By cutting down their yearly petroleum consumption of 320 million tones by only two percent, Arab countries could save around 6.5 million tones of petroleum with a value of $1.5 billion, Wael Sabri, minister of energy and natural resources, said on Sunday.
Sabri spoke at the opening session of a two-day workshop on the development of domestic energy strategies and the role of the water sector in the Arab world.
A high population growth rate and increasing demand for energy on the one hand and the lack of natural resources on the other, does not leave Jordan much space for manoeuvring, former minister of energy and natural resources, Hisham Khatib told the Jordan Times.
“The only scenario which we have is to emphasise energy conservation in the future. In all sectors in Jordan, there is a potential for energy conservation, particularly in the transport sector. It should be our target to improve efficiency,” he said.
Khatib believes that government subsidies, lack of awareness and education about energy conservation strategies, lack of efficiency of the departments collecting payments and the exclusion of several government departments from paying their electric bills counteract energy conservation efforts.

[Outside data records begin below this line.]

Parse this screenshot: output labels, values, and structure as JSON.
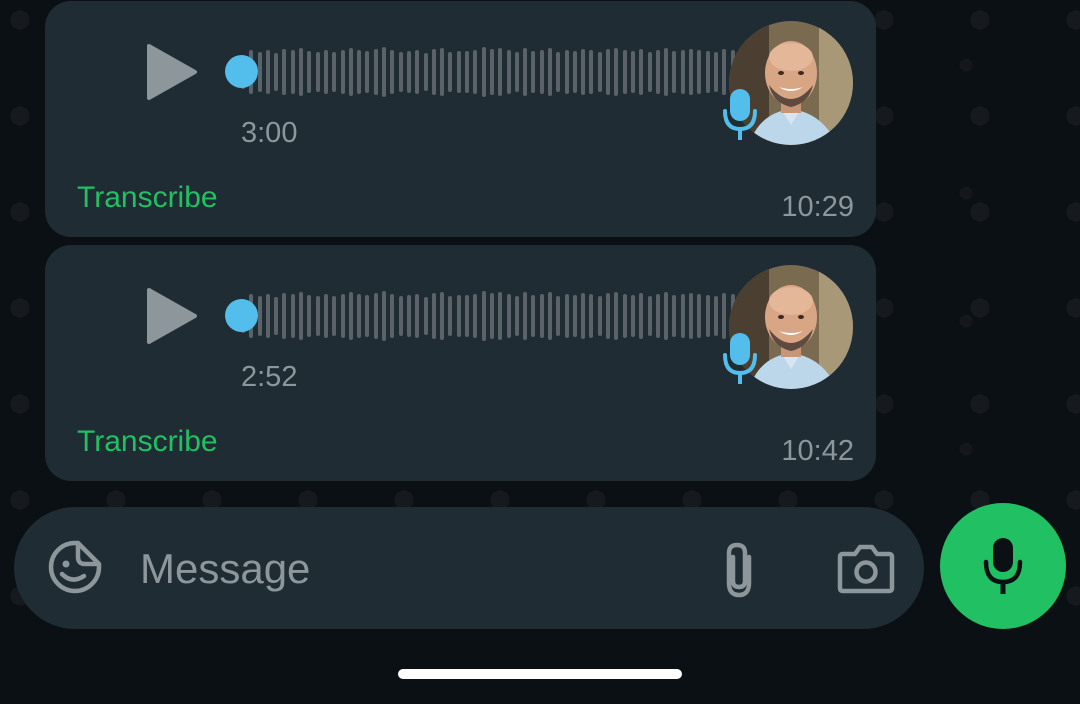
{
  "messages": [
    {
      "duration": "3:00",
      "transcribe_label": "Transcribe",
      "time": "10:29",
      "waveform": [
        34,
        44,
        40,
        44,
        38,
        46,
        44,
        48,
        42,
        40,
        44,
        40,
        44,
        48,
        44,
        42,
        46,
        50,
        44,
        40,
        42,
        44,
        38,
        46,
        48,
        40,
        42,
        42,
        44,
        50,
        46,
        48,
        44,
        40,
        48,
        42,
        44,
        48,
        40,
        44,
        42,
        46,
        44,
        40,
        46,
        48,
        44,
        42,
        46,
        40,
        44,
        48,
        42,
        44,
        46,
        44,
        42,
        40,
        46,
        44
      ]
    },
    {
      "duration": "2:52",
      "transcribe_label": "Transcribe",
      "time": "10:42",
      "waveform": [
        34,
        44,
        40,
        44,
        38,
        46,
        44,
        48,
        42,
        40,
        44,
        40,
        44,
        48,
        44,
        42,
        46,
        50,
        44,
        40,
        42,
        44,
        38,
        46,
        48,
        40,
        42,
        42,
        44,
        50,
        46,
        48,
        44,
        40,
        48,
        42,
        44,
        48,
        40,
        44,
        42,
        46,
        44,
        40,
        46,
        48,
        44,
        42,
        46,
        40,
        44,
        48,
        42,
        44,
        46,
        44,
        42,
        40,
        46,
        44
      ]
    }
  ],
  "composer": {
    "placeholder": "Message"
  },
  "icons": {
    "play": "play-icon",
    "mic_badge": "microphone-icon",
    "sticker": "sticker-icon",
    "attach": "paperclip-icon",
    "camera": "camera-icon",
    "mic": "microphone-icon"
  },
  "colors": {
    "accent_green": "#21c063",
    "scrub_blue": "#53bdeb",
    "bubble": "#1f2c33"
  }
}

In order to develop Jordanian energy resources, the government adopted several steps that seek to develop efficient utilisation of energy, restructuring of institutions involved in the energy sector to work on a commercial basis, attracting the private sector to invest in energy, and connecting the national grid to that of neighbouring countries, Sabri said in his speech.
The increasing demand for water required in the evergrowing municipal sector is coupled with an increased demand for electricity.
Jordan currently uses 18 per cent of total power consumption for pumping water from underground aquifers and transporting it to the consumer. Taking into consideration the water conveying system from the Disi aquifer to Amman for supplying the capital with freshwater, this percentage is expected to further increase.But there are also plans to use water to generate electricity.
“Part of the Wihdeh Dam will be a hydroelectric power plant with [generation of] eight megawatts of power per day,” said Hatem Halawani, minister of water.
During the workshop, scientists from around the world are presenting papers on the subject.
The workshop is organised by the Arab Thought Forum in cooperation with the UN Economic and Social Committee for West Asia and the Arab Fund for Social and Industrial Development and is held under the patronage of His Royal Highness Prince Hassan.
( Jordan Times )